I see this in my clients in the form of spending hours pinning recipes, drooling over food pictures on instagram and spending their evenings in the kitchen cooking all their meals from scratch. If you ask them their hobby, they'll say food. But it's more than a hobby, it's an obsession.
For me, when I was being restrictive with food, if I was "splurging" on something, I knew it was the last I would have for awhile, so it had to be perfect. Even within my "clean eating" restrictions, I wanted everything to be a gourmet eating experience. I would spend hours writing out recipes from Gourmet magazine that I'd never cook and stay up till the wee hours reading food blogs and cookbooks and gazing at pictures of food on pinterest. And y'all, that was just from me dabbling in a little clean eating!
As you mend your relationship with food, it becomes a lot less interesting. Food takes a backseat to other, more interesting, and more fulfilling things in life.
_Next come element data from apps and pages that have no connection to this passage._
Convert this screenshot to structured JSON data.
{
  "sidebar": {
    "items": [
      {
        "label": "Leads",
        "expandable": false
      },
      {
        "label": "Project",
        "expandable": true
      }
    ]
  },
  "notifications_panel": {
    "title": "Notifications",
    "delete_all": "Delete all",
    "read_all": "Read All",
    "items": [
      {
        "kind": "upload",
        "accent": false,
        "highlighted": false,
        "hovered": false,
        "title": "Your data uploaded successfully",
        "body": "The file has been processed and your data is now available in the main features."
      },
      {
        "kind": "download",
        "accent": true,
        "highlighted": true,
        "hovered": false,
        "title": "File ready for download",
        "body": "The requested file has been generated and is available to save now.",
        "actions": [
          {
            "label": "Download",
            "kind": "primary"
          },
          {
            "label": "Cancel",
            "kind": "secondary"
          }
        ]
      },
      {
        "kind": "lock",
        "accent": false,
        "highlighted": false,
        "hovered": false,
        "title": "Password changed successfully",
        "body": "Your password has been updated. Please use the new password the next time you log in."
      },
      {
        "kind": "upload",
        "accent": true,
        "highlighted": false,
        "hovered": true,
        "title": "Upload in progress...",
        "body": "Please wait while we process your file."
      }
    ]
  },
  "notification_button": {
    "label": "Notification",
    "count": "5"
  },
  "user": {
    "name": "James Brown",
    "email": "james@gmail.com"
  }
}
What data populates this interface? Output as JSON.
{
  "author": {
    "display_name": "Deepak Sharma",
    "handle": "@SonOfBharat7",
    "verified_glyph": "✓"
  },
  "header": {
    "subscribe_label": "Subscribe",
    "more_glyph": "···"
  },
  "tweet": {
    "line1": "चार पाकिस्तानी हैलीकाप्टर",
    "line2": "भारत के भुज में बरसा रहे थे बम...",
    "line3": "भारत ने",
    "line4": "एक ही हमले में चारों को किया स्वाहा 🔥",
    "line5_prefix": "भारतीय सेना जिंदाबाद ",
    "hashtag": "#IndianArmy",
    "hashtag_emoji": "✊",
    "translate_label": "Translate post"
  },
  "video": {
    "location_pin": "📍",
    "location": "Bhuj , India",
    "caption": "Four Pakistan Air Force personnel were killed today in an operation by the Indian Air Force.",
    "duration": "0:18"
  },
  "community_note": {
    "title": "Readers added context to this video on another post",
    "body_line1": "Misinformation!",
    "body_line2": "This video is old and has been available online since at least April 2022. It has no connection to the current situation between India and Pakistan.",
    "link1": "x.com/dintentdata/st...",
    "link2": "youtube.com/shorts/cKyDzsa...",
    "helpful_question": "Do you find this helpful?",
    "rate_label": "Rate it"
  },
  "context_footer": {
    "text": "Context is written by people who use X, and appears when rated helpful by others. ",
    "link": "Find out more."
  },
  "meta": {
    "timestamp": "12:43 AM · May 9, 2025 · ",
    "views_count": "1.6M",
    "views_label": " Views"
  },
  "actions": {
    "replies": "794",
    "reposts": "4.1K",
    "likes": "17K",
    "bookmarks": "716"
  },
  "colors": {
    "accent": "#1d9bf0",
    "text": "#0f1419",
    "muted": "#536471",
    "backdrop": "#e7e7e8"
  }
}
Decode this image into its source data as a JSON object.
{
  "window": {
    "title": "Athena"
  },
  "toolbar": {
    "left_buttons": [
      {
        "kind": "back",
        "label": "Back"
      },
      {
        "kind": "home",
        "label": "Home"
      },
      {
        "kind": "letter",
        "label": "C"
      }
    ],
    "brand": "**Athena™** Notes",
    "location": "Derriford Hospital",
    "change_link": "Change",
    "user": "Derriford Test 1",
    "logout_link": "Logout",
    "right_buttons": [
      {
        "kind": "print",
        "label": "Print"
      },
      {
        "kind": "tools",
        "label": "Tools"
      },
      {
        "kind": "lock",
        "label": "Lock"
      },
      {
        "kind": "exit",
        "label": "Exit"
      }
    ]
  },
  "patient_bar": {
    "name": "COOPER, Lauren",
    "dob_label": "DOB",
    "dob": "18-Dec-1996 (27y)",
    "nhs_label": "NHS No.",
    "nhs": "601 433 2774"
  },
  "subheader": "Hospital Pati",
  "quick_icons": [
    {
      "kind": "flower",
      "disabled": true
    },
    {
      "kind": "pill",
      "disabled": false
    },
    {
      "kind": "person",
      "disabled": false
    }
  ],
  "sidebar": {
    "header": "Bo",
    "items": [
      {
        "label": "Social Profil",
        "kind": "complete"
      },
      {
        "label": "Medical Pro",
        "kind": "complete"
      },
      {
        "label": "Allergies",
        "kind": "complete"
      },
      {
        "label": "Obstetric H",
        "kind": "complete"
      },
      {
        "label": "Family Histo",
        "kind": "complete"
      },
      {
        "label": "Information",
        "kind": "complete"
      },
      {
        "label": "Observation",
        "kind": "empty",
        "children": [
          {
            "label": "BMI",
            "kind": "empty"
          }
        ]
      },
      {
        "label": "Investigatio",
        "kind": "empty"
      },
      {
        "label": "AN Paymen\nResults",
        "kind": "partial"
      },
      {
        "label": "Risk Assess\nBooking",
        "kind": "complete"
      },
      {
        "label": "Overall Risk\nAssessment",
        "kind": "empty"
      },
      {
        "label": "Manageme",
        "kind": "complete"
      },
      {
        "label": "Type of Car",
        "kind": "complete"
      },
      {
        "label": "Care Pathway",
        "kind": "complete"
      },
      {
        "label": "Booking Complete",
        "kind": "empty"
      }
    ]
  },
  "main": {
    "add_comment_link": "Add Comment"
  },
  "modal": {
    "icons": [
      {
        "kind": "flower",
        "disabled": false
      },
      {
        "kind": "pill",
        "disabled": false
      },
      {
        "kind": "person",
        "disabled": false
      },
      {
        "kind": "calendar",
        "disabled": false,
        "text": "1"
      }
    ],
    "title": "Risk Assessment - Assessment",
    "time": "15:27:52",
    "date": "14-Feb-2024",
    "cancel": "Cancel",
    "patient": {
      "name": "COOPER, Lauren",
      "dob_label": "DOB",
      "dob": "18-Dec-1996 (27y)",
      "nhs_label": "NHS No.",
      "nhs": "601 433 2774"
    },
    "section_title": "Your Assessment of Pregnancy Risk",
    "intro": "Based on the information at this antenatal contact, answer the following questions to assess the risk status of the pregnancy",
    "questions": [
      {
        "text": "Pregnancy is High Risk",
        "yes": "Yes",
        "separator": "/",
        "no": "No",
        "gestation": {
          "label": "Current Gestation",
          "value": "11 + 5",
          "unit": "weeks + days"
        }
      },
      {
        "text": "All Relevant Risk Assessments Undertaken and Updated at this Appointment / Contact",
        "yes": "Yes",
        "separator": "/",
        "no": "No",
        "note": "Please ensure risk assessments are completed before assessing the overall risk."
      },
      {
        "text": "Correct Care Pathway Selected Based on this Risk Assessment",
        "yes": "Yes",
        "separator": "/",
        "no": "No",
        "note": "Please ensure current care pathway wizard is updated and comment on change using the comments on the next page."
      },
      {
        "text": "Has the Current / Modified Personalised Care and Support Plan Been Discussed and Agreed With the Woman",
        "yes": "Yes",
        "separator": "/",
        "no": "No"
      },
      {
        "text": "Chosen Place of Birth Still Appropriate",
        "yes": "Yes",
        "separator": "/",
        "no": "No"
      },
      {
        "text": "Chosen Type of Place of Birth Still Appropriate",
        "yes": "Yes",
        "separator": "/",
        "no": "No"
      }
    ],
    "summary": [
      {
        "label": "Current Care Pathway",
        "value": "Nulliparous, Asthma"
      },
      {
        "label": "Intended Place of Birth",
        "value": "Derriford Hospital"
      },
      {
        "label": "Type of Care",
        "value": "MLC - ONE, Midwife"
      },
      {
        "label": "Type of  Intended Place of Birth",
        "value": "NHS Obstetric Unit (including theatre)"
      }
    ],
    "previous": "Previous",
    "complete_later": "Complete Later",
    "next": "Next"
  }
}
Of course, that's a good thing, but it can still feel kinda sad!
I know for me, there was a bit of mourning, and sometimes there still is. It actually hit me a few days ago when I was picking up something for lunch on the way home from work. In the past, I was restrictive about where I would go and what I "should" order, so the times I was giving myself full permission were really exciting and felt like such a huge treat. This time, nothing I thought of sounded thrilling like it used to. So I picked up something that was convenient and sounded satisfying, and didn't even care when they got my order wrong (which would have been totally distressing in the past because how dare you mess with my one splurge of a meal!!). I made do with the fact that sometimes the joy of eating is knowing that you can get joy from things outside of food.
Have you ever been through any of these stages on your intuitive eating journey? Would love to hear your thoughts!